◆ **Data under study**
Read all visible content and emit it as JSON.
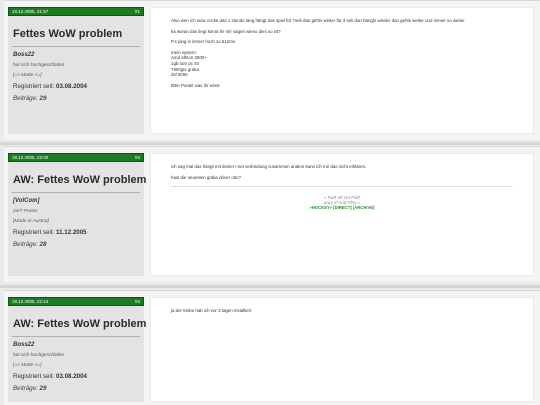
{
  "posts": [
    {
      "date": "19.12.2005, 21:57",
      "number": "#1",
      "title": "Fettes WoW problem",
      "user": "Boss22",
      "user_title": "hat sich hochgeschlafen",
      "extra": "[=> Müde <=]",
      "since_label": "Registriert seit:",
      "since_date": "03.08.2004",
      "count_label": "Beiträge:",
      "count": "29",
      "body": [
        "Also wen ich wow zocke das 1 stunde lang hängt das spiel für 7sek dan gehts weiter für 3 sek dan hängts wieder dan gehts weiter und immer so weiter",
        "ka woran das liegt könnt ihr mir sagen wieso dies so ist?",
        "P.s ping is immer hoch so 612ms",
        "mein system:",
        "Amd athlon 3500+",
        "1gb ram pc 40",
        "7800gtx graka",
        "dsl 6000",
        "Bitte Postet was ihr wisst"
      ]
    },
    {
      "date": "19.12.2005, 22:00",
      "number": "#2",
      "title": "AW: Fettes WoW problem",
      "user": "[VolCom]",
      "user_title": "24/7-Poster",
      "extra": "[Made in Austria]",
      "since_label": "Registriert seit:",
      "since_date": "11.12.2005",
      "count_label": "Beiträge:",
      "count": "28",
      "body": [
        "ich sag mal das hängt mit deiner i-net verbindung zusammen anders kann ich mir das nicht erklären.",
        "hast die neuesten graka driver obn?"
      ],
      "signature": {
        "line1": "« FaiR oR not FaiR",
        "line2": "onLy iF AnD PlAy »",
        "links": "»HOCKEY« [DIRECT] [ARCHIVE]"
      }
    },
    {
      "date": "19.12.2005, 22:14",
      "number": "#3",
      "title": "AW: Fettes WoW problem",
      "user": "Boss22",
      "user_title": "hat sich hochgeschlafen",
      "extra": "[=> Müde <=]",
      "since_label": "Registriert seit:",
      "since_date": "03.08.2004",
      "count_label": "Beiträge:",
      "count": "29",
      "body": [
        "ja der treibe hab ich vor 3 tagen installiert"
      ]
    }
  ]
}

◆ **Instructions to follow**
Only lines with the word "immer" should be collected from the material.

◆ **Answer to the exercise**
        "Also wen ich wow zocke das 1 stunde lang hängt das spiel für 7sek dan gehts weiter für 3 sek dan hängts wieder dan gehts weiter und immer so weiter",
        "P.s ping is immer hoch so 612ms",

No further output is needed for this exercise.